WHAT YOU NEED TO DO: What is needed is a word-for-word restatement of all the entries.

[[ SUPPLIED RECORDS open ]]

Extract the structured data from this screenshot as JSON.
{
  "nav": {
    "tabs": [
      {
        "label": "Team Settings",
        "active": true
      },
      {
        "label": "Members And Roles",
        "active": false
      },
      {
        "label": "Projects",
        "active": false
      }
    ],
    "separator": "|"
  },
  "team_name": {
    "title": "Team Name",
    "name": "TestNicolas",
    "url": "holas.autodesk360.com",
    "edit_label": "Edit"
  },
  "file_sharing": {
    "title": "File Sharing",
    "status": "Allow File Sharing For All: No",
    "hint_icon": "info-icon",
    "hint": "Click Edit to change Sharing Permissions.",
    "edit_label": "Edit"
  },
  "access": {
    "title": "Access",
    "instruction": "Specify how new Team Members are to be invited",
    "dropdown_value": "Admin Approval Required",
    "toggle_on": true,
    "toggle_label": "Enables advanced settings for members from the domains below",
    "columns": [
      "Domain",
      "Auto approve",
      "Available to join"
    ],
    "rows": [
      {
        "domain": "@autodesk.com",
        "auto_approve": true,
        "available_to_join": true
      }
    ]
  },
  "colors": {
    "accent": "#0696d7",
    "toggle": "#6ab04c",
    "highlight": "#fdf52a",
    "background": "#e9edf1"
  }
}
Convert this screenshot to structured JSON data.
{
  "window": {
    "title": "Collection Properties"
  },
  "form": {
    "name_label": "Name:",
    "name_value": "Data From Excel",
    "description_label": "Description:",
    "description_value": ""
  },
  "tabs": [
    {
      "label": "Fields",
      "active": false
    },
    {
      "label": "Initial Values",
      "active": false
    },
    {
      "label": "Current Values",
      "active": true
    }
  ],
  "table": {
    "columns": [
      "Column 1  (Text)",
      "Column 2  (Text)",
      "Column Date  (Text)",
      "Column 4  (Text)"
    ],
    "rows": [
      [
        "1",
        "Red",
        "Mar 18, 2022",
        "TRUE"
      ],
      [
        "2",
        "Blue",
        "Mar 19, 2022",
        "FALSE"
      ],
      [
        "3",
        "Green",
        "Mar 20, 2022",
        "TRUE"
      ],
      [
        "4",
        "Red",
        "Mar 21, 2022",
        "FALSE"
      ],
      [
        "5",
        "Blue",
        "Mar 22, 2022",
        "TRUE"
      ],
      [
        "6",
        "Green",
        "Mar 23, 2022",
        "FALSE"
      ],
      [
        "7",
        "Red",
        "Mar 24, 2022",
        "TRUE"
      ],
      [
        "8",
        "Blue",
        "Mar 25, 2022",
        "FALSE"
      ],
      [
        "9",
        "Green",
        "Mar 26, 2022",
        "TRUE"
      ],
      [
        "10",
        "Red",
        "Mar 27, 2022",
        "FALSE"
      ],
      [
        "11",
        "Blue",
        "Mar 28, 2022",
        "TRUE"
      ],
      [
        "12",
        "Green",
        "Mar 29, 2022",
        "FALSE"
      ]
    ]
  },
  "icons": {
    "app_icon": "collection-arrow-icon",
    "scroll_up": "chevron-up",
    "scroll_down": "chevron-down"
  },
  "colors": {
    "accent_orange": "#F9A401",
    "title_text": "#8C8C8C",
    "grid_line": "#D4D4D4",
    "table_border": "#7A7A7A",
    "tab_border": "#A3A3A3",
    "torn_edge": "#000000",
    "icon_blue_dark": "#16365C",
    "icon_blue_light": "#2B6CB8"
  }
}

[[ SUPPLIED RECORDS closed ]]

EXERCISE OUTPUT:
Extract the structured data from this screenshot as JSON.
{
  "nav": {
    "tabs": [
      {
        "label": "Team Settings",
        "active": true
      },
      {
        "label": "Members And Roles",
        "active": false
      },
      {
        "label": "Projects",
        "active": false
      }
    ],
    "separator": "|"
  },
  "team_name": {
    "title": "Team Name",
    "name": "TestNicolas",
    "url": "holas.autodesk360.com",
    "edit_label": "Edit"
  },
  "file_sharing": {
    "title": "File Sharing",
    "status": "Allow File Sharing For All: No",
    "hint_icon": "info-icon",
    "hint": "Click Edit to change Sharing Permissions.",
    "edit_label": "Edit"
  },
  "access": {
    "title": "Access",
    "instruction": "Specify how new Team Members are to be invited",
    "dropdown_value": "Admin Approval Required",
    "toggle_on": true,
    "toggle_label": "Enables advanced settings for members from the domains below",
    "columns": [
      "Domain",
      "Auto approve",
      "Available to join"
    ],
    "rows": [
      {
        "domain": "@autodesk.com",
        "auto_approve": true,
        "available_to_join": true
      }
    ]
  },
  "colors": {
    "accent": "#0696d7",
    "toggle": "#6ab04c",
    "highlight": "#fdf52a",
    "background": "#e9edf1"
  }
}
Convert this screenshot to structured JSON data.
{
  "window": {
    "title": "Collection Properties"
  },
  "form": {
    "name_label": "Name:",
    "name_value": "Data From Excel",
    "description_label": "Description:",
    "description_value": ""
  },
  "tabs": [
    {
      "label": "Fields",
      "active": false
    },
    {
      "label": "Initial Values",
      "active": false
    },
    {
      "label": "Current Values",
      "active": true
    }
  ],
  "table": {
    "columns": [
      "Column 1  (Text)",
      "Column 2  (Text)",
      "Column Date  (Text)",
      "Column 4  (Text)"
    ],
    "rows": [
      [
        "1",
        "Red",
        "Mar 18, 2022",
        "TRUE"
      ],
      [
        "2",
        "Blue",
        "Mar 19, 2022",
        "FALSE"
      ],
      [
        "3",
        "Green",
        "Mar 20, 2022",
        "TRUE"
      ],
      [
        "4",
        "Red",
        "Mar 21, 2022",
        "FALSE"
      ],
      [
        "5",
        "Blue",
        "Mar 22, 2022",
        "TRUE"
      ],
      [
        "6",
        "Green",
        "Mar 23, 2022",
        "FALSE"
      ],
      [
        "7",
        "Red",
        "Mar 24, 2022",
        "TRUE"
      ],
      [
        "8",
        "Blue",
        "Mar 25, 2022",
        "FALSE"
      ],
      [
        "9",
        "Green",
        "Mar 26, 2022",
        "TRUE"
      ],
      [
        "10",
        "Red",
        "Mar 27, 2022",
        "FALSE"
      ],
      [
        "11",
        "Blue",
        "Mar 28, 2022",
        "TRUE"
      ],
      [
        "12",
        "Green",
        "Mar 29, 2022",
        "FALSE"
      ]
    ]
  },
  "icons": {
    "app_icon": "collection-arrow-icon",
    "scroll_up": "chevron-up",
    "scroll_down": "chevron-down"
  },
  "colors": {
    "accent_orange": "#F9A401",
    "title_text": "#8C8C8C",
    "grid_line": "#D4D4D4",
    "table_border": "#7A7A7A",
    "tab_border": "#A3A3A3",
    "torn_edge": "#000000",
    "icon_blue_dark": "#16365C",
    "icon_blue_light": "#2B6CB8"
  }
}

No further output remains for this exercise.